▸ PROBLEM STATEMENT: As the answer, give every line of the records that includes the word "entries".

(Data about app and page elements)
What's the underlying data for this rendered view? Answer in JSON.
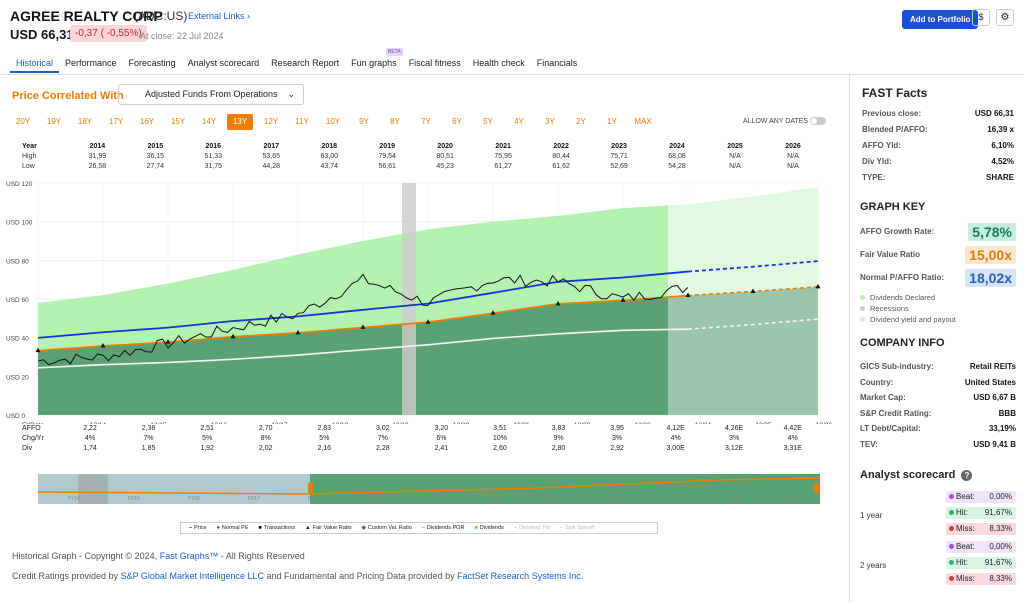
{
  "header": {
    "company": "AGREE REALTY CORP",
    "ticker": "(ADC:US)",
    "external_links": "External Links ›",
    "price": "USD 66,31",
    "change": "-0,37 ( -0,55%)",
    "close": "At close: 22 Jul 2024",
    "add_portfolio": "Add to Portfolio",
    "dollar": "$",
    "gear": "⚙"
  },
  "tabs": [
    {
      "label": "Historical"
    },
    {
      "label": "Performance"
    },
    {
      "label": "Forecasting"
    },
    {
      "label": "Analyst scorecard"
    },
    {
      "label": "Research Report"
    },
    {
      "label": "Fun graphs",
      "badge": "BETA"
    },
    {
      "label": "Fiscal fitness"
    },
    {
      "label": "Health check"
    },
    {
      "label": "Financials"
    }
  ],
  "chartctl": {
    "title": "Price Correlated With",
    "metric": "Adjusted Funds From Operations",
    "years": [
      "20Y",
      "19Y",
      "18Y",
      "17Y",
      "16Y",
      "15Y",
      "14Y",
      "13Y",
      "12Y",
      "11Y",
      "10Y",
      "9Y",
      "8Y",
      "7Y",
      "6Y",
      "5Y",
      "4Y",
      "3Y",
      "2Y",
      "1Y",
      "MAX"
    ],
    "selected": "13Y",
    "allow": "ALLOW ANY DATES"
  },
  "year_table": {
    "labels": [
      "Year",
      "High",
      "Low"
    ],
    "years": [
      "2014",
      "2015",
      "2016",
      "2017",
      "2018",
      "2019",
      "2020",
      "2021",
      "2022",
      "2023",
      "2024",
      "2025",
      "2026"
    ],
    "high": [
      "31,99",
      "36,15",
      "51,33",
      "53,65",
      "63,00",
      "79,54",
      "80,51",
      "75,95",
      "80,44",
      "75,71",
      "68,08",
      "N/A",
      "N/A"
    ],
    "low": [
      "26,58",
      "27,74",
      "31,75",
      "44,28",
      "43,74",
      "56,61",
      "45,23",
      "61,27",
      "61,62",
      "52,69",
      "54,28",
      "N/A",
      "N/A"
    ]
  },
  "chart_data": {
    "type": "line",
    "yaxis": [
      "USD 120",
      "USD 100",
      "USD 80",
      "USD 60",
      "USD 40",
      "USD 20",
      "USD 0"
    ],
    "ylim": [
      0,
      120
    ],
    "fydate_label": "FYDate",
    "fydates": [
      "12/14",
      "12/15",
      "12/16",
      "12/17",
      "12/18",
      "12/19",
      "12/20",
      "12/21",
      "12/22",
      "12/23",
      "12/24",
      "12/25",
      "12/26"
    ],
    "x": [
      2014,
      2015,
      2016,
      2017,
      2018,
      2019,
      2020,
      2021,
      2022,
      2023,
      2024,
      2025,
      2026
    ],
    "series": [
      {
        "name": "Normal PE",
        "values": [
          39.9,
          42.8,
          45.2,
          48.6,
          51.0,
          54.4,
          57.6,
          63.2,
          68.9,
          71.1,
          74.2,
          76.7,
          79.6
        ]
      },
      {
        "name": "Fair Value Ratio",
        "values": [
          33.3,
          35.7,
          37.7,
          40.5,
          42.5,
          45.3,
          48.0,
          52.7,
          57.5,
          59.3,
          61.8,
          63.9,
          66.3
        ]
      },
      {
        "name": "Dividends POR",
        "values": [
          24.4,
          26.0,
          27.2,
          28.8,
          31.0,
          33.7,
          36.3,
          39.6,
          42.0,
          43.8,
          44.4,
          46.8,
          49.6
        ]
      },
      {
        "name": "Price",
        "values": [
          28,
          30,
          37,
          45,
          52,
          70,
          58,
          70,
          69,
          60,
          66
        ]
      },
      {
        "name": "Dividends",
        "values": [
          58,
          62,
          68,
          75,
          83,
          90,
          96,
          100,
          103,
          107,
          109,
          113,
          118
        ]
      }
    ],
    "bottom": {
      "labels": [
        "AFFO",
        "Chg/Yr",
        "Div"
      ],
      "affo": [
        "2,22",
        "2,38",
        "2,51",
        "2,70",
        "2,83",
        "3,02",
        "3,20",
        "3,51",
        "3,83",
        "3,95",
        "4,12E",
        "4,26E",
        "4,42E"
      ],
      "chg": [
        "4%",
        "7%",
        "5%",
        "8%",
        "5%",
        "7%",
        "6%",
        "10%",
        "9%",
        "3%",
        "4%",
        "3%",
        "4%"
      ],
      "div": [
        "1,74",
        "1,85",
        "1,92",
        "2,02",
        "2,16",
        "2,28",
        "2,41",
        "2,60",
        "2,80",
        "2,92",
        "3,00E",
        "3,12E",
        "3,31E"
      ]
    },
    "mini_fy": [
      "FY14",
      "FY15",
      "FY16",
      "FY17",
      "FY18",
      "FY19",
      "FY20",
      "FY21",
      "FY22",
      "FY23",
      "FY24",
      "FY25",
      "FY26"
    ]
  },
  "legend": [
    "Price",
    "Normal PE",
    "Transactions",
    "Fair Value Ratio",
    "Custom Val. Ratio",
    "Dividends POR",
    "Dividends",
    "Dividend Yld",
    "Split Spinoff"
  ],
  "footer": {
    "copy_a": "Historical Graph - Copyright © 2024,",
    "copy_link": "Fast Graphs™",
    "copy_b": "- All Rights Reserved",
    "credit_a": "Credit Ratings provided by",
    "credit_l1": "S&P Global Market Intelligence LLC",
    "credit_b": "and Fundamental and Pricing Data provided by",
    "credit_l2": "FactSet Research Systems Inc."
  },
  "fast_facts": {
    "title": "FAST Facts",
    "rows": [
      {
        "k": "Previous close:",
        "v": "USD 66,31"
      },
      {
        "k": "Blended P/AFFO:",
        "v": "16,39 x"
      },
      {
        "k": "AFFO Yld:",
        "v": "6,10%"
      },
      {
        "k": "Div Yld:",
        "v": "4,52%"
      },
      {
        "k": "TYPE:",
        "v": "SHARE"
      }
    ]
  },
  "graph_key": {
    "title": "GRAPH KEY",
    "rows": [
      {
        "k": "AFFO Growth Rate:",
        "v": "5,78%"
      },
      {
        "k": "Fair Value Ratio",
        "v": "15,00x"
      },
      {
        "k": "Normal P/AFFO Ratio:",
        "v": "18,02x"
      }
    ],
    "legend": [
      "Dividends Declared",
      "Recessions",
      "Dividend yield and payout"
    ]
  },
  "company_info": {
    "title": "COMPANY INFO",
    "rows": [
      {
        "k": "GICS Sub-industry:",
        "v": "Retail REITs"
      },
      {
        "k": "Country:",
        "v": "United States"
      },
      {
        "k": "Market Cap:",
        "v": "USD 6,67 B"
      },
      {
        "k": "S&P Credit Rating:",
        "v": "BBB"
      },
      {
        "k": "LT Debt/Capital:",
        "v": "33,19%"
      },
      {
        "k": "TEV:",
        "v": "USD 9,41 B"
      }
    ]
  },
  "analyst": {
    "title": "Analyst scorecard",
    "help": "?",
    "periods": [
      {
        "label": "1 year",
        "beat": "0,00%",
        "hit": "91,67%",
        "miss": "8,33%"
      },
      {
        "label": "2 years",
        "beat": "0,00%",
        "hit": "91,67%",
        "miss": "8,33%"
      }
    ],
    "beat_l": "Beat:",
    "hit_l": "Hit:",
    "miss_l": "Miss:"
  }
}
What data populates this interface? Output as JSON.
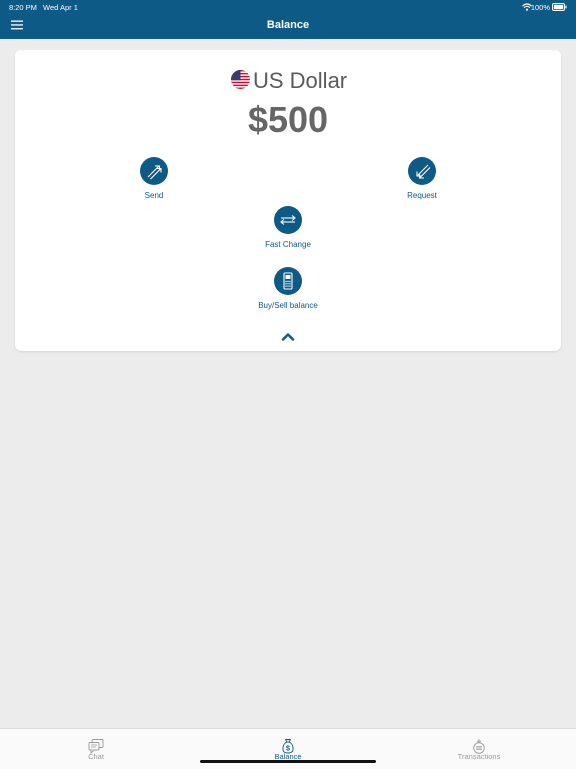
{
  "status": {
    "time": "8:20 PM",
    "date": "Wed Apr 1",
    "battery": "100%"
  },
  "header": {
    "title": "Balance"
  },
  "balance": {
    "currency": "US Dollar",
    "amount": "$500"
  },
  "actions": {
    "send": "Send",
    "request": "Request",
    "fast_change": "Fast Change",
    "buy_sell": "Buy/Sell balance"
  },
  "tabs": [
    {
      "label": "Chat",
      "icon": "chat-icon",
      "active": false
    },
    {
      "label": "Balance",
      "icon": "money-bag-icon",
      "active": true
    },
    {
      "label": "Transactions",
      "icon": "transactions-icon",
      "active": false
    }
  ],
  "colors": {
    "primary": "#0e5a87",
    "background": "#ececec",
    "inactive_tab": "#9a9a9a"
  }
}
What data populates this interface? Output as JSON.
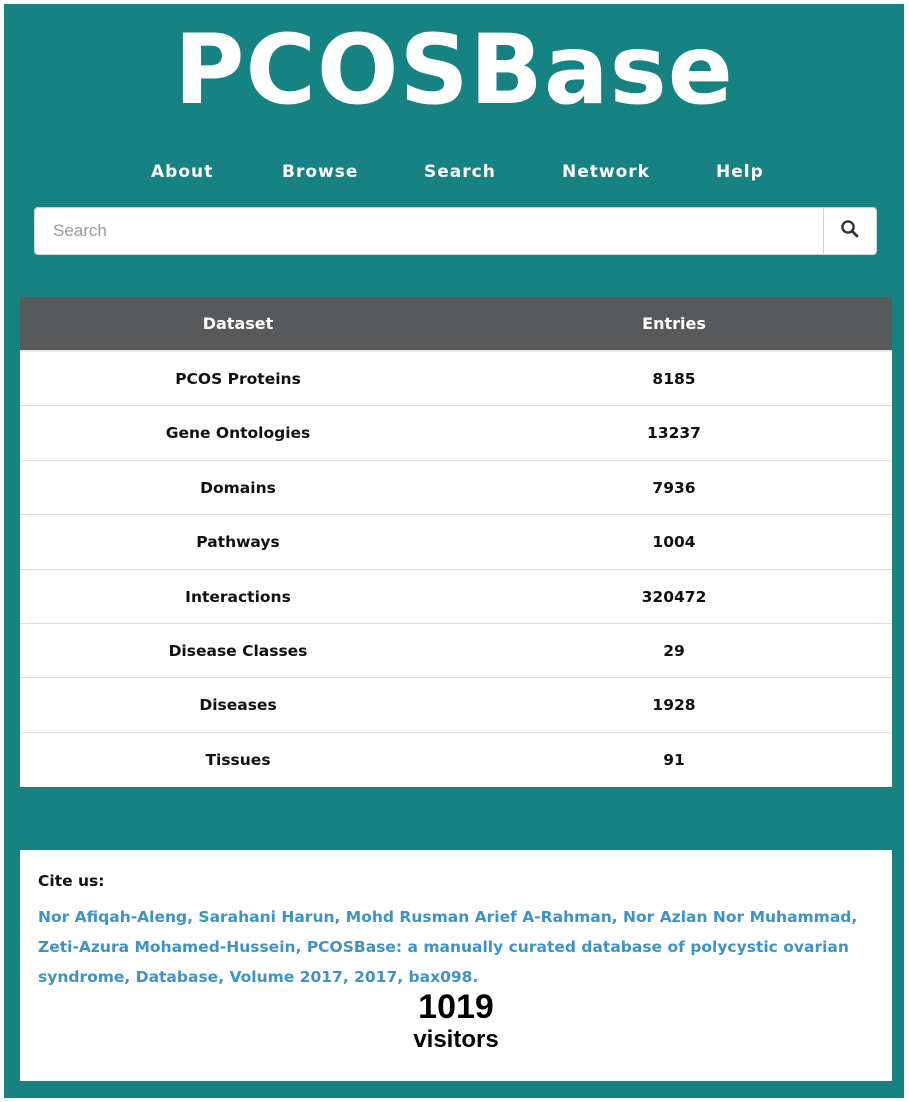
{
  "header": {
    "brand": "PCOSBase"
  },
  "nav": {
    "items": [
      {
        "label": "About"
      },
      {
        "label": "Browse"
      },
      {
        "label": "Search"
      },
      {
        "label": "Network"
      },
      {
        "label": "Help"
      }
    ]
  },
  "search": {
    "placeholder": "Search",
    "value": "",
    "button_icon": "search-icon"
  },
  "table": {
    "headers": {
      "dataset": "Dataset",
      "entries": "Entries"
    },
    "rows": [
      {
        "dataset": "PCOS Proteins",
        "entries": "8185"
      },
      {
        "dataset": "Gene Ontologies",
        "entries": "13237"
      },
      {
        "dataset": "Domains",
        "entries": "7936"
      },
      {
        "dataset": "Pathways",
        "entries": "1004"
      },
      {
        "dataset": "Interactions",
        "entries": "320472"
      },
      {
        "dataset": "Disease Classes",
        "entries": "29"
      },
      {
        "dataset": "Diseases",
        "entries": "1928"
      },
      {
        "dataset": "Tissues",
        "entries": "91"
      }
    ]
  },
  "cite": {
    "label": "Cite us:",
    "text": "Nor Afiqah-Aleng, Sarahani Harun, Mohd Rusman Arief A-Rahman, Nor Azlan Nor Muhammad, Zeti-Azura Mohamed-Hussein, PCOSBase: a manually curated database of polycystic ovarian syndrome, Database, Volume 2017, 2017, bax098."
  },
  "counter": {
    "count": "1019",
    "label": "visitors"
  },
  "colors": {
    "background": "#178282",
    "table_header": "#58595b",
    "link": "#3d93c9"
  }
}
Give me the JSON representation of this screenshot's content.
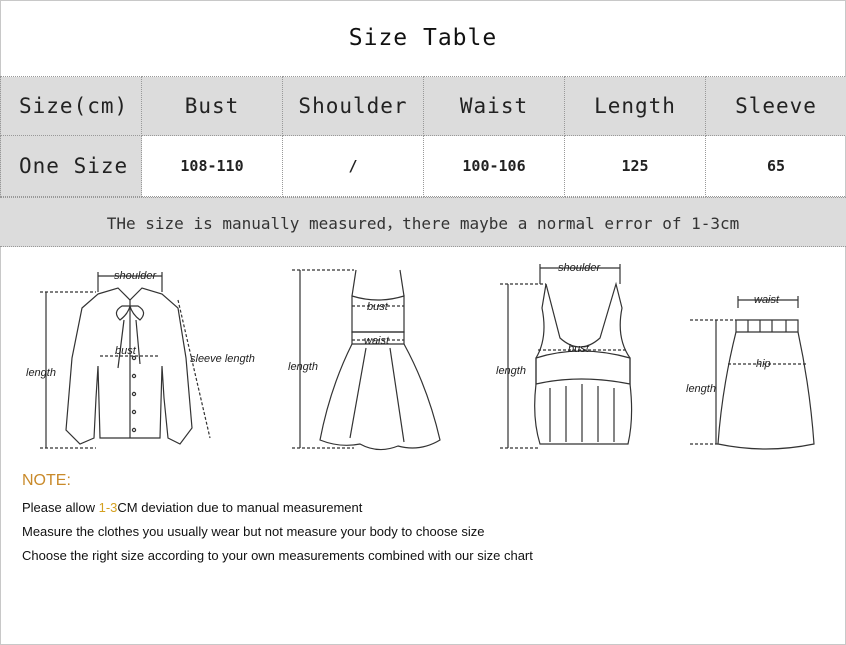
{
  "title": "Size Table",
  "table": {
    "headers": [
      "Size(cm)",
      "Bust",
      "Shoulder",
      "Waist",
      "Length",
      "Sleeve"
    ],
    "row": {
      "label": "One Size",
      "values": [
        "108-110",
        "/",
        "100-106",
        "125",
        "65"
      ]
    }
  },
  "measure_note": "THe size is manually measured，there maybe a normal error of 1-3cm",
  "diagram_labels": {
    "shirt_shoulder": "shoulder",
    "shirt_bust": "bust",
    "shirt_length": "length",
    "shirt_sleeve": "sleeve length",
    "dress_bust": "bust",
    "dress_waist": "waist",
    "dress_length": "length",
    "tank_shoulder": "shoulder",
    "tank_bust": "bust",
    "tank_length": "length",
    "skirt_waist": "waist",
    "skirt_hip": "hip",
    "skirt_length": "length"
  },
  "notes": {
    "heading": "NOTE:",
    "line1_pre": "Please allow ",
    "line1_hl": "1-3",
    "line1_post": "CM deviation due to manual measurement",
    "line2": "Measure the clothes you usually wear but not measure your body to choose size",
    "line3": "Choose the right size according to your own measurements combined with our size chart"
  },
  "colors": {
    "header_bg": "#dcdcdc",
    "note_heading": "#c98a2a",
    "highlight": "#d4a020"
  }
}
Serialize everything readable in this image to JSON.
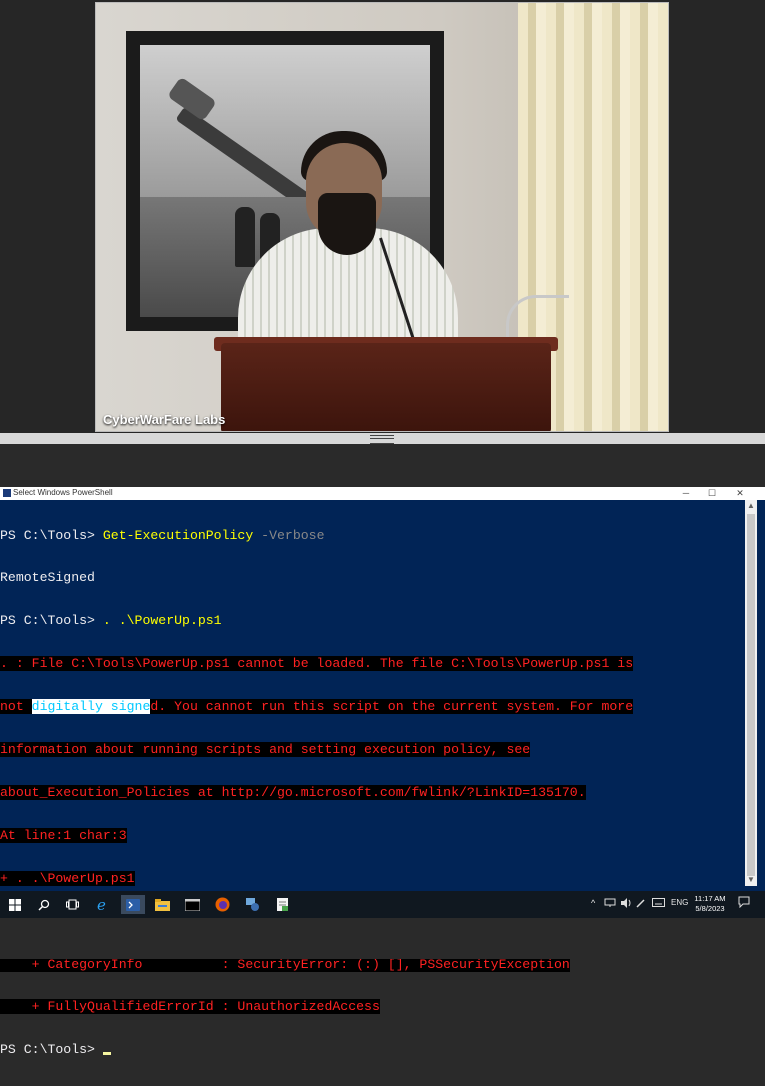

▸ TASK ANSWER:
      "entries": "Entries"
        "entries": "8185"
        "entries": "13237"
        "entries": "7936"
        "entries": "1004"
        "entries": "320472"
        "entries": "29"
        "entries": "1928"
        "entries": "91"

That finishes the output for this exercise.